Harvard University apologized on Monday for its handling of a secret search of staff email it conducted in an effort to find out how the news media got information about a cheating scandal.
Dozens of students were forced to withdraw from the Ivy League school after cheating on a final exam last year in the largest academic scandal to hit the nearly four-century-old school in recent memory.
After local media reported on the scandal, the university searched the email of 16 resident deans who sit on an administrative board handling the cheating case without warning them. Only one was told about the search afterward, according to The Boston Globe, which first reported news of the searches.
The university said on Monday that it had authorized "a very narrow, careful, and precise subject-line search" of the resident deans' administrative, but not personal, Harvard email accounts.
"No one's emails were opened and the contents of no one's emails were searched by human or machine," said Deans Michael Smith and Evelyn Hammonds, in a statement released on the school's Web site. (here)
They found that one resident dean had forwarded the message to two students. The resident dean confirmed sending them, through what the investigation found to be "an inadvertent error."
Harvard took no additional action against that resident dean, whose name was not disclosed.
Some faculty members reacted with dismay. Harry Lewis, a computer science professor and former dean, wrote on his blog that "this way of handling the situation seems to me — well, dishonorable."
Smith and Hammonds defended the investigation, saying that the emails that were leaked "threatened the privacy and due process afforded students."

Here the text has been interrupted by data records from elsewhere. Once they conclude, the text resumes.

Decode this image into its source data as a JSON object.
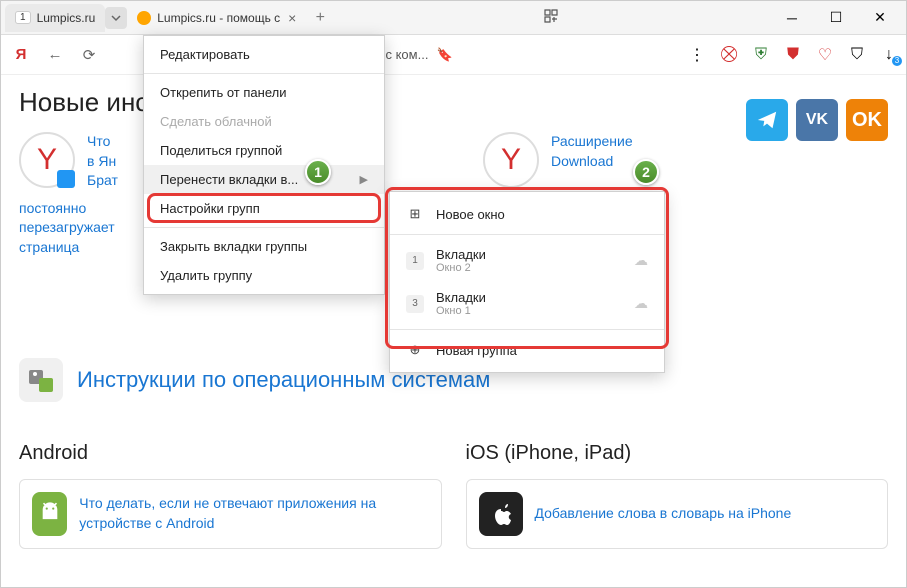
{
  "tabs": {
    "t1_count": "1",
    "t1_label": "Lumpics.ru",
    "t2_label": "Lumpics.ru - помощь с"
  },
  "addr": {
    "text": "омощь с ком..."
  },
  "page": {
    "h1": "Новые инст",
    "card1_line": "Что",
    "card1_l2": "в Ян",
    "card1_l3": "Брат",
    "card1_extra1": "постоянно",
    "card1_extra2": "перезагружает",
    "card1_extra3": "страница",
    "card2_l1": "Расширение",
    "card2_l2": "Download",
    "section_title": "Инструкции по операционным системам",
    "android_h": "Android",
    "android_link": "Что делать, если не отвечают приложения на устройстве с Android",
    "ios_h": "iOS (iPhone, iPad)",
    "ios_link": "Добавление слова в словарь на iPhone"
  },
  "ctx": {
    "edit": "Редактировать",
    "unpin": "Открепить от панели",
    "cloud": "Сделать облачной",
    "share": "Поделиться группой",
    "move": "Перенести вкладки в...",
    "settings": "Настройки групп",
    "close": "Закрыть вкладки группы",
    "delete": "Удалить группу"
  },
  "sub": {
    "newwin": "Новое окно",
    "tabs_lbl": "Вкладки",
    "win2": "Окно 2",
    "win1": "Окно 1",
    "g1_count": "1",
    "g3_count": "3",
    "newgroup": "Новая группа"
  },
  "badges": {
    "b1": "1",
    "b2": "2"
  },
  "social": {
    "vk": "VK",
    "ok": "OK"
  }
}
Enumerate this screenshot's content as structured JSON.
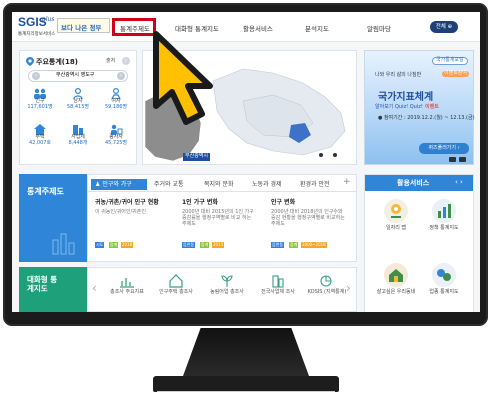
{
  "header": {
    "logo": "SGIS",
    "logo_plus": "plus",
    "logo_sub": "통계지리정보서비스",
    "badge": "보다 나은 정부",
    "nav": [
      "통계주제도",
      "대화형 통계지도",
      "활용서비스",
      "분석지도",
      "알림마당"
    ],
    "full_menu": "전체"
  },
  "stat_panel": {
    "title": "주요통계(18)",
    "more": "출처",
    "info": "i",
    "region": "부산광역시 영도구",
    "items": [
      {
        "label": "인구",
        "value": "117,601명",
        "icon": "population-icon"
      },
      {
        "label": "남자",
        "value": "58,415명",
        "icon": "male-icon"
      },
      {
        "label": "여자",
        "value": "59,186명",
        "icon": "female-icon"
      },
      {
        "label": "주택",
        "value": "42,007호",
        "icon": "house-icon"
      },
      {
        "label": "사업체",
        "value": "8,448개",
        "icon": "business-icon"
      },
      {
        "label": "종사자",
        "value": "45,725명",
        "icon": "worker-icon"
      }
    ]
  },
  "map": {
    "region_tag": "부산광역시"
  },
  "banner": {
    "tag": "국가통계포털",
    "line1": "나와 우리 삶의 나침반",
    "event_tag": "이벤트참여",
    "title": "국가지표체계",
    "event": "알아보기 Quiz! Quiz!",
    "event2": "이벤트",
    "period": "● 참여기간 : 2019.12.2.(월) ~ 12.13.(금)",
    "button": "퀴즈풀러가기 ›"
  },
  "theme_map": {
    "title": "통계주제도",
    "tabs": [
      "인구와 가구",
      "주거와 교통",
      "복지와 문화",
      "노동과 경제",
      "환경과 안전"
    ],
    "tab_plus": "+",
    "cards": [
      {
        "title": "귀농/귀촌/귀어 인구 현황",
        "desc": "이 귀농인/귀어인/귀촌인",
        "tags": [
          "시도",
          "합계",
          "2016"
        ]
      },
      {
        "title": "1인 가구 변화",
        "desc": "2000년 대비 2015년의 1인 가구 증감률을 행정구역별로 비교 하는 주제도",
        "tags": [
          "읍면동",
          "합계",
          "2015"
        ]
      },
      {
        "title": "인구 변화",
        "desc": "2000년 대비 2018년의 인구수와 증감 현황을 행정구역별로 비교하는 주제도",
        "tags": [
          "읍면동",
          "합계",
          "2000~2018"
        ]
      }
    ]
  },
  "services": {
    "title": "활용서비스",
    "nav": "‹ ›",
    "items": [
      {
        "label": "일자리 맵",
        "icon": "job-map-icon"
      },
      {
        "label": "정책 통계지도",
        "icon": "policy-map-icon"
      },
      {
        "label": "살고싶은 우리동네",
        "icon": "neighborhood-icon"
      },
      {
        "label": "업종 통계지도",
        "icon": "industry-map-icon"
      }
    ]
  },
  "interactive_map": {
    "title": "대화형 통계지도",
    "prev": "‹",
    "next": "›",
    "items": [
      {
        "label": "총조사 주요지표",
        "icon": "census-chart-icon"
      },
      {
        "label": "인구주택 총조사",
        "icon": "census-house-icon"
      },
      {
        "label": "농림어업 총조사",
        "icon": "agriculture-icon"
      },
      {
        "label": "전국사업체 조사",
        "icon": "business-survey-icon"
      },
      {
        "label": "KOSIS (지역통계)",
        "icon": "kosis-icon"
      }
    ]
  },
  "colors": {
    "highlight": "#d0021b",
    "cursor_fill": "#ffc000",
    "theme_blue": "#2f86d8",
    "interactive_green": "#1ea17a"
  }
}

But, they added, "We understand that others may see the situation differently, and we apologize if any resident deans feel our communication at the conclusion of the investigation was insufficient."
About 125 undergraduates were involved in the scandal, which came to light at the end of the spring semester after a professor noticed similarities on a take-home exam that showed students had worked together, even though they were instructed to work alone.
More than half the students who faced the school's Administrative Board had been suspended for a time, Smith said in an email last month. Roughly half the remaining students received disciplinary probation.
Suspensions depend on the student, but traditionally last two semesters and can last as long as four semesters.
The government class, Introduction to Congress, had 279 students enrolled, according to The Harvard Crimson, the school's student newspaper.